search
Legal saga culminates

Malka Leifer sentenced to 15 years in prison

Malka Leifer has been sentenced to 15 years in prison, with a non-parole period of eleven-and-a-half years. With time already served being taken into account, she could be released in 2029.

Malka Leifer being led out of the Jerusalem District Court in 2018.
Malka Leifer being led out of the Jerusalem District Court in 2018.

Malka Leifer has been sentenced to 15 years in prison for sexually abusing two former students, with a non-parole period of eleven-and-a-half years.

With time already served being taken into account, she could be released in 2029. The sentencing hearing was the culmination of a 15-year campaign for Leifer to face justice after being spirited out of Australia to Israel in 2008.

It follows the 56-year-old former principal of the Adass Israel School in Melbourne being found guilty in April of 18 of the 27 charges relating to the sexual abuse of sisters Dassi Erlich and Elly Sapper between 2003 and 2007. She was found not guilty over charges relating to a third sister, Nicole Meyer.

Leifer was not at the hearing in person, but attended via video link from the Dame Phyllis Frost Centre.

Posted by Dassi Erlich; Beyond a Survivor on Wednesday, August 23, 2023

Judge Mark Gamble said, “There is really nothing mitigatory about the manner in which Mrs Leifer committed these offences. In my considered view, the level of moral culpability involved in undertaking the course of sexual abuse that Mrs Leifer did, can only be described as very high.”

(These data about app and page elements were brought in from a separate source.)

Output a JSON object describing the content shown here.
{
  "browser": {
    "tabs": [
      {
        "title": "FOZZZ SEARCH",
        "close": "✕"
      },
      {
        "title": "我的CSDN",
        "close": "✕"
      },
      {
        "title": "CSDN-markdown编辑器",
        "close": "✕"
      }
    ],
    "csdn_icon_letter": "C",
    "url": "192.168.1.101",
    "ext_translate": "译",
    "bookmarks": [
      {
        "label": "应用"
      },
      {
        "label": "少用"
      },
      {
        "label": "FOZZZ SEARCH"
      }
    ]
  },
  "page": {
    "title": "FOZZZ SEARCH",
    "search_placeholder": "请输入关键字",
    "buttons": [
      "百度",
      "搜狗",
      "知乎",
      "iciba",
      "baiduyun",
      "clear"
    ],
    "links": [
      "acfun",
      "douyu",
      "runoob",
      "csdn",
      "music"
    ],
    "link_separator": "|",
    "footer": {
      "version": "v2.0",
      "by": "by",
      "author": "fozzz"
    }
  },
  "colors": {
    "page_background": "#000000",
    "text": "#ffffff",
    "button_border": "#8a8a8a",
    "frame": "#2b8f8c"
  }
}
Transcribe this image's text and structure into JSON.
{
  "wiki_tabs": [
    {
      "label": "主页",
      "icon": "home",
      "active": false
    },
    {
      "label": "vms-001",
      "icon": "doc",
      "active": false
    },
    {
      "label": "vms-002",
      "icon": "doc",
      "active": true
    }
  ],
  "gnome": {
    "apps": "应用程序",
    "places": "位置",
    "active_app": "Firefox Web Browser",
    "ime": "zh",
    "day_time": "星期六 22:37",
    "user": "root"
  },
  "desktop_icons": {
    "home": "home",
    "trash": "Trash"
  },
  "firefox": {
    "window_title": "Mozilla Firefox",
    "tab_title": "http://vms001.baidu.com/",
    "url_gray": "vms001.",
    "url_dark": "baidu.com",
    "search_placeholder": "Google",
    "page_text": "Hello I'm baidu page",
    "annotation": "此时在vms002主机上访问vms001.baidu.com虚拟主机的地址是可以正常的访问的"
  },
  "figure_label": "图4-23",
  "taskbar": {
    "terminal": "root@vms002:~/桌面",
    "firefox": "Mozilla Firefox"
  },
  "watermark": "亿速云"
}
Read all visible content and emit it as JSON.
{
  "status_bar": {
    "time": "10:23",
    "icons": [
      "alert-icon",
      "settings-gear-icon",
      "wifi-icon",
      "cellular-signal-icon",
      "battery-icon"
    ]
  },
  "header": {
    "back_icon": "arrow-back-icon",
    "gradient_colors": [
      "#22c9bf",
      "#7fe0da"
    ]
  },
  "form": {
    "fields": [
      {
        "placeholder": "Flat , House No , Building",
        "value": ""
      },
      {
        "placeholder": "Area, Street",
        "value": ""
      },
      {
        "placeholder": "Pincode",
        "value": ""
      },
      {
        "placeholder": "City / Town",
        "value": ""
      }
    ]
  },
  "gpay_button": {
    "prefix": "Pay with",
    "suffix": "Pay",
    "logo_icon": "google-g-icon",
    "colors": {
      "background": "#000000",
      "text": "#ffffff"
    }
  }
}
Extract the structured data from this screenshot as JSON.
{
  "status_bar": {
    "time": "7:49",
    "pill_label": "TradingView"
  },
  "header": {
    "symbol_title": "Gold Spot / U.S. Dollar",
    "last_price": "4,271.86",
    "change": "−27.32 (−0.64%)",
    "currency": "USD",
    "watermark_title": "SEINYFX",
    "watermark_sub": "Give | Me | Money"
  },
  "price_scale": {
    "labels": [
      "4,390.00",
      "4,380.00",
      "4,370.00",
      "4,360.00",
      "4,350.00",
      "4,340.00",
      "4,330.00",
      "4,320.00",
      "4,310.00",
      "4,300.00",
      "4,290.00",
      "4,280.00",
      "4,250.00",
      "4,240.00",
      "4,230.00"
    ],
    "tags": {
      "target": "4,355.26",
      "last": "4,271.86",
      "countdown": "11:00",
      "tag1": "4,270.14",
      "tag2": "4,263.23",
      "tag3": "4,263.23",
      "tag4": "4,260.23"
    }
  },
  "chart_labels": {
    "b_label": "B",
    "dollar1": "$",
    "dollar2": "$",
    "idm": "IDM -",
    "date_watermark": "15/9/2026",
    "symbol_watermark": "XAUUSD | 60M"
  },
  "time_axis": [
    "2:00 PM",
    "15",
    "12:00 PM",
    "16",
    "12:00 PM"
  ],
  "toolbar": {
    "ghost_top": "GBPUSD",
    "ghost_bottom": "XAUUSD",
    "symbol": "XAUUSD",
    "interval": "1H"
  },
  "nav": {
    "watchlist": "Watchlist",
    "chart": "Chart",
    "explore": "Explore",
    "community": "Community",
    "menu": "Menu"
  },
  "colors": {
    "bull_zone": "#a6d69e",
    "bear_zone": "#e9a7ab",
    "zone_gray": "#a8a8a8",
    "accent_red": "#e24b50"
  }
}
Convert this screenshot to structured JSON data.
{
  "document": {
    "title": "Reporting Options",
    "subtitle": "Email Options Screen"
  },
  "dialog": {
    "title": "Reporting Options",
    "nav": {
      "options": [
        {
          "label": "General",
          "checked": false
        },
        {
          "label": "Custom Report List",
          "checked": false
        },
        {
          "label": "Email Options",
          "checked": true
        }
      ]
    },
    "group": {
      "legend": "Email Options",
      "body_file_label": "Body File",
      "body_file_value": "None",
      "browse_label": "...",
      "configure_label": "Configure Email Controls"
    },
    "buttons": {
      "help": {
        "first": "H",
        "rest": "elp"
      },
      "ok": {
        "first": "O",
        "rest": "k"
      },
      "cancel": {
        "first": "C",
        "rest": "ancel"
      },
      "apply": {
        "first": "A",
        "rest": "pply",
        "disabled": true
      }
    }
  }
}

Judge Gamble called the case “striking for just how vulnerable each of the two victims were and for the calculating way” in which Leifer “took callous advantage of those vulnerabilities in order to sexually abuse them for her own sexual gratification”.

“Mrs Leifer was entrusted to look after the welfare of all of the female students, and the young student teachers who commenced working in the school immediately after finishing year 12,” he observed. “To have sexually abused the two complainants as she did, while a teacher and principal, amounted to a significant breach of trust that the school and the two complainants placed in her,” he said.

Saying he was not convinced Leifer has “in any way reformed”, Judge Gamble nonetheless noted she was unlikely to reoffend “due to the high likelihood that she will never find herself in the same position of authority again, not because she has reassessed her offending behaviours and chosen to reform”.

From left: Sisters Dassi Erlich, Elly Sapper and Nicole Meyer embrace outside the County Court in Melbourne on August 24, 2023. Photo: William WEST / AFP via Times of Israel

Judge Gamble had earlier noted that in his view Leifer’s experience of custody in Australia “has been a quite onerous one, and will likely continue to be so during the remainder of her time in Australian custody”.

“She presents as an isolated figure, who is distanced from all the important aspects of her life, including her family, culture, religion and her language, he said.

“Despite the sterling efforts of Corrections Victoria, for which they should be commended, the difficulties and challenges faced by Mrs Leifer cannot be fully ameliorated and I’ll accept that it is having an adverse effect on her mental health and will likely continue to do so until she is able to return to Israel.”

He also noted the effects on Leifer of “intense media interest and widespread reporting” of the case. “Mrs Leifer’s conduct has been very closely scrutinised and criticised in the public domain,” he said.

“Whilst media reporting is to be expected given the strong public interest, in this case the level to which it has risen along with the intended public opprobrium constitutes a form of extra material punishment, which it is appropriate to take into account when determining what constitutes a just punishment for this offending,” he said.

Judge Gamble earlier addressed the students who had been abused by Leifer, sisters Dassi Erlich and Elly Sapper, who were in court.

In their evidence they said they felt guilty that they failed to prevent the abuse by Malka Leifer.

Gamble said, “They were completely innocent victims of the predatory behaviour of Mrs Leifer, and it is she and she alone who should feel guilty.”

The two sisters smiled and spoke to family after the sentence was read out.

Read the full sentencing here.

read more:
comments